So, her loyalty to the Latter-day Saints, the discomfort of the situation, and the fact that her ex-husband was the father of her children all contributed to her decision to refuse testimony.
It was because she was found to be in contempt of court that she was imprisoned for just over 3 months. (As a side note, this is actually one of the stories mentioned in Saints 2 about sacrifices made to maintain plural marriage.) The state penitentiary wasn’t prepared to house women, so they had to adapt to the situation:
At this point the facilities were rough. Reports of the early prison in Sugarhouse give us a picture of a flea-ridden general population, housed in poorly ventilated adobe cells.
The prison grounds were home to one woman, Alice Shelter Dow who was the wife of Warden George Dow. They had with them their two young children. I think Alice enjoyed the company (she was new to Utah and lived in a very isolated situation).
To avoid impropriety, Alice became an impromptu prison matron and was made the “turnkey” of Belle’s cell. There was a storage room outside the prison walls and the Warden decided to convert it into a cell. Other Latter-day Saint women—and Rudger Clawson—would later stay in this same cell. . . .
Luckily, Belle was allowed to walk the grounds, host visitors, and receive gifts.
She had a very different experience from that of the general population within the walls.
The prison had to improvise to house Belle during her stay.
As mentioned up front, the focus on Belle Harris in the interview was primarily due to the recent online publication of the Belle Harris Prison Journal. The journal is a small, but significant one:
Most of our publications are organized by year, or even decade, Belle’s journal is short enough to be organized by month. It is twenty-nine printed pages, so interested parties can read it in a single sitting, unlike, say, the Joseph Smith Papers.
Part of the significance of the journal is what was recorded in it:
I hate to conflate rarity and significance, but really there isn’t another journal like it. Of the women who were imprisoned, Belle Harris had the longest stay—and she is the only one to keep a journal during that time. . . .
I also believe it is significant because the journal was written very early on in the Raids. Most people tend to overlook the impact of the Edmunds Act and lump it in with the Edmunds-Tucker Act in 1887. While I understand the impulse, I believe this period of church history merits more precise analysis.

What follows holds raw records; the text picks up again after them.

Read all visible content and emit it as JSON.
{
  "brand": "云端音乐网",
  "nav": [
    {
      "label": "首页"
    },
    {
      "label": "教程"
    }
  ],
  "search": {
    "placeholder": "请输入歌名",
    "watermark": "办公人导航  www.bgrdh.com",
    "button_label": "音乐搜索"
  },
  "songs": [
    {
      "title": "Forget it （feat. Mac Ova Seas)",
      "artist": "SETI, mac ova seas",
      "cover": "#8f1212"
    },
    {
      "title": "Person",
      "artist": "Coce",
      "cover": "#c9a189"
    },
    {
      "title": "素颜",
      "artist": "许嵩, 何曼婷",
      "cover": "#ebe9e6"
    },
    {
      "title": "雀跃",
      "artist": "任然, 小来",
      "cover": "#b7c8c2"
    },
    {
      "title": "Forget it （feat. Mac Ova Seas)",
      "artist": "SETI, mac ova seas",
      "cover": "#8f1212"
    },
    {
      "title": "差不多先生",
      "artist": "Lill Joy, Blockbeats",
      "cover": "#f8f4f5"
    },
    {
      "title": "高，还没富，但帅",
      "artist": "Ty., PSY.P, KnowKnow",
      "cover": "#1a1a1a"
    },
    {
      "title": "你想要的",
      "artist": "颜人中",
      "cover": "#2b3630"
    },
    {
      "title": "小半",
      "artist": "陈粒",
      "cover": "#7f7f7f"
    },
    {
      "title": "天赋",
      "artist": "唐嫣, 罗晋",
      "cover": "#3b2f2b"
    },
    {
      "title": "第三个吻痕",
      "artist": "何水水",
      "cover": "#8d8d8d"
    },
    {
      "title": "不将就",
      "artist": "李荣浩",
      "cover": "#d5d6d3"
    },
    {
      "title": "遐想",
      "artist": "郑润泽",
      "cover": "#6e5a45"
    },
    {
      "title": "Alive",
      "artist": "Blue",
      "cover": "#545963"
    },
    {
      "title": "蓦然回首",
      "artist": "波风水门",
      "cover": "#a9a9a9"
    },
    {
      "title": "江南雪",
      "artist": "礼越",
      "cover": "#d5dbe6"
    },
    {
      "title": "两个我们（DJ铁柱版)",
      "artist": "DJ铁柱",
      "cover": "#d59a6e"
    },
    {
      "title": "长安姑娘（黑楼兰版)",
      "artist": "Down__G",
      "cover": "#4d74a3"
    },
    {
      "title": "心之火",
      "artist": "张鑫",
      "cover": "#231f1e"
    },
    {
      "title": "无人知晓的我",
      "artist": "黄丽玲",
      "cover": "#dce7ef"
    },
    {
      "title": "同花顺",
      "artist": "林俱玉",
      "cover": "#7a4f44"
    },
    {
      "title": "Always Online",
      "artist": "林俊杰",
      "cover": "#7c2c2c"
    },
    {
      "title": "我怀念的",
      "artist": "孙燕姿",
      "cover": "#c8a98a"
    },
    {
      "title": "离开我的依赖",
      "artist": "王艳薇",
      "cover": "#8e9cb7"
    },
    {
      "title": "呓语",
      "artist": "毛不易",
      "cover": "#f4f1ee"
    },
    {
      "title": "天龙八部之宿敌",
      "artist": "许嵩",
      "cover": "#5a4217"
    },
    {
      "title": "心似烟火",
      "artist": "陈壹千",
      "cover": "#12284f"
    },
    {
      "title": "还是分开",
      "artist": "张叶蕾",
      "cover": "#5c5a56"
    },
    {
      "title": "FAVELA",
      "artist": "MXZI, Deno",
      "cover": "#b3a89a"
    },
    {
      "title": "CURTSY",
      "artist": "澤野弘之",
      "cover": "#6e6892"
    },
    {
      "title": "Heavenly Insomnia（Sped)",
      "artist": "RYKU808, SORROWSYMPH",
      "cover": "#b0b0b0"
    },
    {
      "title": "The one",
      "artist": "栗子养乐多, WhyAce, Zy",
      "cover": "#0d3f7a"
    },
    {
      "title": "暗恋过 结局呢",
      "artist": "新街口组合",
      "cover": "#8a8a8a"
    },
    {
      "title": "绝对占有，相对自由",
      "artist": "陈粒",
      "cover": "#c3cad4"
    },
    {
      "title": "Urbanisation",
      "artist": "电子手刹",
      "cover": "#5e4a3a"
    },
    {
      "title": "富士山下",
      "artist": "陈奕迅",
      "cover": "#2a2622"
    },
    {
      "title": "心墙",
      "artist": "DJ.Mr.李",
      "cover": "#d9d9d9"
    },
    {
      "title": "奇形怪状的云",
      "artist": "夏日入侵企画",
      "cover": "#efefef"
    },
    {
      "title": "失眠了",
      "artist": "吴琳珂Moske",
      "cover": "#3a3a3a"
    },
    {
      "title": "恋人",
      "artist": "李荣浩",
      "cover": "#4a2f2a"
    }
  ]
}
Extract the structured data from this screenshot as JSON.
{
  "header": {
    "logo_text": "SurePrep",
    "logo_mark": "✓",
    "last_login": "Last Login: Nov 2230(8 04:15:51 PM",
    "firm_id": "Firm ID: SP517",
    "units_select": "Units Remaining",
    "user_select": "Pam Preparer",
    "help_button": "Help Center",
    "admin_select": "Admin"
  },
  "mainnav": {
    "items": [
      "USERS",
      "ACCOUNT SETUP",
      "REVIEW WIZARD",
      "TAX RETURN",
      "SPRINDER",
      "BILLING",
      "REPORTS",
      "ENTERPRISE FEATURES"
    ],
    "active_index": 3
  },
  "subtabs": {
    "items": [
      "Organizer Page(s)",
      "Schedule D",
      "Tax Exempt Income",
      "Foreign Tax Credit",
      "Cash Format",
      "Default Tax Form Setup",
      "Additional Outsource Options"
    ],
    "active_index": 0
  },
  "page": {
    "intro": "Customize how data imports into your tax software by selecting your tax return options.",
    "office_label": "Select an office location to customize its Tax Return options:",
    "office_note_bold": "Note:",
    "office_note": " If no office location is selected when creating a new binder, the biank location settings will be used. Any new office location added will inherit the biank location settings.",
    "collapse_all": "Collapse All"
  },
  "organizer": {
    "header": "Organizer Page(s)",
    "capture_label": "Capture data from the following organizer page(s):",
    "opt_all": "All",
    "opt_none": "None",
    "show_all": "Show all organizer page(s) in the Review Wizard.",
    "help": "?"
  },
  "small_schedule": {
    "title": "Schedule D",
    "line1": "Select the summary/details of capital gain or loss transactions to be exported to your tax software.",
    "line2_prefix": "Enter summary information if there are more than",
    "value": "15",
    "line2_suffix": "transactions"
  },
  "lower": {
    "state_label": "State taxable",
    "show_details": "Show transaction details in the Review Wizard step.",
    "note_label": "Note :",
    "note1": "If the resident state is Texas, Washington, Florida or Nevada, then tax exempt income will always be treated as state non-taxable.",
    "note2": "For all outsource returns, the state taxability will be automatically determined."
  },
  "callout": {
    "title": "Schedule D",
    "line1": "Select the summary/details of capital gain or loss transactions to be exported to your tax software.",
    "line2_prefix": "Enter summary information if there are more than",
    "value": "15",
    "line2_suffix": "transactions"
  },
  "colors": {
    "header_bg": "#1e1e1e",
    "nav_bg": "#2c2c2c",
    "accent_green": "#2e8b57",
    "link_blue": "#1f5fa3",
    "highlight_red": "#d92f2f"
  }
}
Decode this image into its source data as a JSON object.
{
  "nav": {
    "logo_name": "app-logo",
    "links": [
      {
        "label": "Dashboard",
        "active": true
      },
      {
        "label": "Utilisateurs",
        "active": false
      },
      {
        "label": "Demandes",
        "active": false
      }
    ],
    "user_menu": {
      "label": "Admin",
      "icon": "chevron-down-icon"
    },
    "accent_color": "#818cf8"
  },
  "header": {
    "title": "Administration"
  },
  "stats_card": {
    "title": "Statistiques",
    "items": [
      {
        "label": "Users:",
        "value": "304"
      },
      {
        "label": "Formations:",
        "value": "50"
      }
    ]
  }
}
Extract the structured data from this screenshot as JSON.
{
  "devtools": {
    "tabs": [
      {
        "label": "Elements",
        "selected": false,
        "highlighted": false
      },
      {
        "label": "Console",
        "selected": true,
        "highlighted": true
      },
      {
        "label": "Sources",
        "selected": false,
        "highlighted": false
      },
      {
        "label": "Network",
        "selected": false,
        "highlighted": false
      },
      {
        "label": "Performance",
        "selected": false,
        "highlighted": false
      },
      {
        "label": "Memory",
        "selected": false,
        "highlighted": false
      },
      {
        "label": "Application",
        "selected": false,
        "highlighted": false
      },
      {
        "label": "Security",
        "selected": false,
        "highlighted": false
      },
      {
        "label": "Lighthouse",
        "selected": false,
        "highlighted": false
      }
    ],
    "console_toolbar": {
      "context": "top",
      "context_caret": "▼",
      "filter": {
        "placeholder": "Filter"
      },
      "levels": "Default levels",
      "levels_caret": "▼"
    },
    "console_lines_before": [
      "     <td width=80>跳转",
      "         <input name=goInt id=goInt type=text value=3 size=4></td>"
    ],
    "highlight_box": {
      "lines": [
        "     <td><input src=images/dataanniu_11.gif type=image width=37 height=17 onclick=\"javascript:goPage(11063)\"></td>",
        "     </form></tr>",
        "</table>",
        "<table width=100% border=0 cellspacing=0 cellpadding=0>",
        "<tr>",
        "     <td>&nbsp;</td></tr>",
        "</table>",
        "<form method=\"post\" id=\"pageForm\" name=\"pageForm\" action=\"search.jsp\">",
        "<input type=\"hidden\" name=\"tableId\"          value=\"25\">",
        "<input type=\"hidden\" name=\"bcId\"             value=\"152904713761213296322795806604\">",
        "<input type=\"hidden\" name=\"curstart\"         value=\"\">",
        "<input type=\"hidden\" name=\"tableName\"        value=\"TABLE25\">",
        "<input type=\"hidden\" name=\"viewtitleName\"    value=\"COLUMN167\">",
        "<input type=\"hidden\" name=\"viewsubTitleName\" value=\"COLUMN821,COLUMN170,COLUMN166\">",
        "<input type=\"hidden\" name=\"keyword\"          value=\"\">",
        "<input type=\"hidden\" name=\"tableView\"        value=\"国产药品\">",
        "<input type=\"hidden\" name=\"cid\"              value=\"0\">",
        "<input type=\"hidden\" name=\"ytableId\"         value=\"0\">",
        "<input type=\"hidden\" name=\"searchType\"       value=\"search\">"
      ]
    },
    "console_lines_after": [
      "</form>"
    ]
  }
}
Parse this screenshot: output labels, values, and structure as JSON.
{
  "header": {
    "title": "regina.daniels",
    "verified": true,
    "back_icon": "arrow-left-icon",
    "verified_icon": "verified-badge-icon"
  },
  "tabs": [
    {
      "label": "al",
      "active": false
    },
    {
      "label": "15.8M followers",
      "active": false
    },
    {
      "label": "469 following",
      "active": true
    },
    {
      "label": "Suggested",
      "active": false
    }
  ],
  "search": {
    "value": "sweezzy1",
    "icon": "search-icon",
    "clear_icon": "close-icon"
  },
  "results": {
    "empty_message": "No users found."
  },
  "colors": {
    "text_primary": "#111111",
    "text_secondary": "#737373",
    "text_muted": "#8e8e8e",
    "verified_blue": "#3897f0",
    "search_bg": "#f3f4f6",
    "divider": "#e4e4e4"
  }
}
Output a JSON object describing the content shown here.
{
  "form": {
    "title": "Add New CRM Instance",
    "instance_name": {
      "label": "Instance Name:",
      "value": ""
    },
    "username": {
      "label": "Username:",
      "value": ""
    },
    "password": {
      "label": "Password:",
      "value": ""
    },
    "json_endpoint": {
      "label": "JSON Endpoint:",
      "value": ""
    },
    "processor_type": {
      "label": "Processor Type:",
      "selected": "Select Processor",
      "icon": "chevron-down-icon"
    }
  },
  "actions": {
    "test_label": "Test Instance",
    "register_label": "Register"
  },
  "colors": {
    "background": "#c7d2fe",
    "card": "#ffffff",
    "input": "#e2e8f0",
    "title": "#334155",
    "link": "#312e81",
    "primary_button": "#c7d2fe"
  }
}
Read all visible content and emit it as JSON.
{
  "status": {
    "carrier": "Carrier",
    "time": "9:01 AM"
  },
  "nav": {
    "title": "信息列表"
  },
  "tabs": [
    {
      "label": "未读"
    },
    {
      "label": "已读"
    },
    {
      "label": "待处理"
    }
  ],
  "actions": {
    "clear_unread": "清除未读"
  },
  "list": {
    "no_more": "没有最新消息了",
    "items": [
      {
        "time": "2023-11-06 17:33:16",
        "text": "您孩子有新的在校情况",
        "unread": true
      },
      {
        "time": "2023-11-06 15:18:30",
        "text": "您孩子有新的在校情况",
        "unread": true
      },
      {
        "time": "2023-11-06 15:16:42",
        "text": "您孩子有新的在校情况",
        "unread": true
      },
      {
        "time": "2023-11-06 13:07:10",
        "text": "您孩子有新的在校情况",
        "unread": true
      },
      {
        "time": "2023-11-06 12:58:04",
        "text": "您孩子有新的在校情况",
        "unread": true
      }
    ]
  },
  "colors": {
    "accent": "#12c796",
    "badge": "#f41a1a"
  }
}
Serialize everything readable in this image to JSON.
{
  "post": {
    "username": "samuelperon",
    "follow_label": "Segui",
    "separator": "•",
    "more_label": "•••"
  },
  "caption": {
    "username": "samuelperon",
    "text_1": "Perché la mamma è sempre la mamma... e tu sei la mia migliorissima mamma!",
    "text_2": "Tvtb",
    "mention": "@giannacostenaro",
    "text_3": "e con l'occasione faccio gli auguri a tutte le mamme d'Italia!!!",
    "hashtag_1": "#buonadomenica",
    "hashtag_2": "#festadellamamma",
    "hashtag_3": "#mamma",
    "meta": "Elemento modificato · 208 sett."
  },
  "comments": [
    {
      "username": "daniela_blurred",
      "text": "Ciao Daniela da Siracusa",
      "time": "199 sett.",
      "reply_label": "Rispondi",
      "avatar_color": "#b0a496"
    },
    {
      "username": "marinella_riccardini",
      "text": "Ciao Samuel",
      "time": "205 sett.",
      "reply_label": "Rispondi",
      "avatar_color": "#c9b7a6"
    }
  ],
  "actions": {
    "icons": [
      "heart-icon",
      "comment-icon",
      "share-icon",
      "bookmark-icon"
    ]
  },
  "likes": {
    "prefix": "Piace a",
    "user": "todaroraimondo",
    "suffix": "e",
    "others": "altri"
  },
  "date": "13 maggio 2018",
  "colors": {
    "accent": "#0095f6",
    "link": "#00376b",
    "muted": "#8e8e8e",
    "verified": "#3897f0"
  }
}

But another reason that the publication is significant is what it portends for the Church Historian’s Press:
The prison journal of Belle Harris is a sign of the department’s ongoing commitment to diversity and inclusion in the catalog and in our publications.
I was part of the Asia-pacific acquisitions team for a short time, and it is encouraging to see the large number of oral histories and journals that the Church History Department is continually collecting from all over the globe. I think we can plan on seeing those documents getting a treatment similar to the Harris journal in the future.
The Belle Harris journal is a notable resource for historians to use and a good sign for the future of resources made available through the Church Historian’s Press.
For more on the Belle Harris Prison Journal, including some interesting quotes from her journal, head on over to the Latter-day Saint history blog From the Desk to read the full interview.